THE TASK: Please reproduce each of the entries below exactly as they appear.

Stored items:
----
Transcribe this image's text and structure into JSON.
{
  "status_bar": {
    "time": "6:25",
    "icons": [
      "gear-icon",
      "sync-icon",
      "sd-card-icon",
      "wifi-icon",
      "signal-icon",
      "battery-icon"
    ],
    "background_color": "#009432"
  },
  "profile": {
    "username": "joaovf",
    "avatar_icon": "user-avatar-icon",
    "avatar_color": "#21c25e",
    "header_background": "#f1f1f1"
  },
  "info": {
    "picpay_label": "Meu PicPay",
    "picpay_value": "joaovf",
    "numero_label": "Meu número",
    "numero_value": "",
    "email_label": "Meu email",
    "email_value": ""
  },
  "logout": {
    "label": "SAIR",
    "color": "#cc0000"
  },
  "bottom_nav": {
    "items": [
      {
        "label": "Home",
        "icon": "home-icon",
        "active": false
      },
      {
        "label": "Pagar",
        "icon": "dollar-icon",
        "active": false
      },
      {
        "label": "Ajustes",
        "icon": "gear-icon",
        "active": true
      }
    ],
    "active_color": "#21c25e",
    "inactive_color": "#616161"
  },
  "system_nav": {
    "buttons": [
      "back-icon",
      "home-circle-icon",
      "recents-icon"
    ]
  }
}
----
ANSWER TO THE EXERCISE:
Transcribe this image's text and structure into JSON.
{
  "status_bar": {
    "time": "6:25",
    "icons": [
      "gear-icon",
      "sync-icon",
      "sd-card-icon",
      "wifi-icon",
      "signal-icon",
      "battery-icon"
    ],
    "background_color": "#009432"
  },
  "profile": {
    "username": "joaovf",
    "avatar_icon": "user-avatar-icon",
    "avatar_color": "#21c25e",
    "header_background": "#f1f1f1"
  },
  "info": {
    "picpay_label": "Meu PicPay",
    "picpay_value": "joaovf",
    "numero_label": "Meu número",
    "numero_value": "",
    "email_label": "Meu email",
    "email_value": ""
  },
  "logout": {
    "label": "SAIR",
    "color": "#cc0000"
  },
  "bottom_nav": {
    "items": [
      {
        "label": "Home",
        "icon": "home-icon",
        "active": false
      },
      {
        "label": "Pagar",
        "icon": "dollar-icon",
        "active": false
      },
      {
        "label": "Ajustes",
        "icon": "gear-icon",
        "active": true
      }
    ],
    "active_color": "#21c25e",
    "inactive_color": "#616161"
  },
  "system_nav": {
    "buttons": [
      "back-icon",
      "home-circle-icon",
      "recents-icon"
    ]
  }
}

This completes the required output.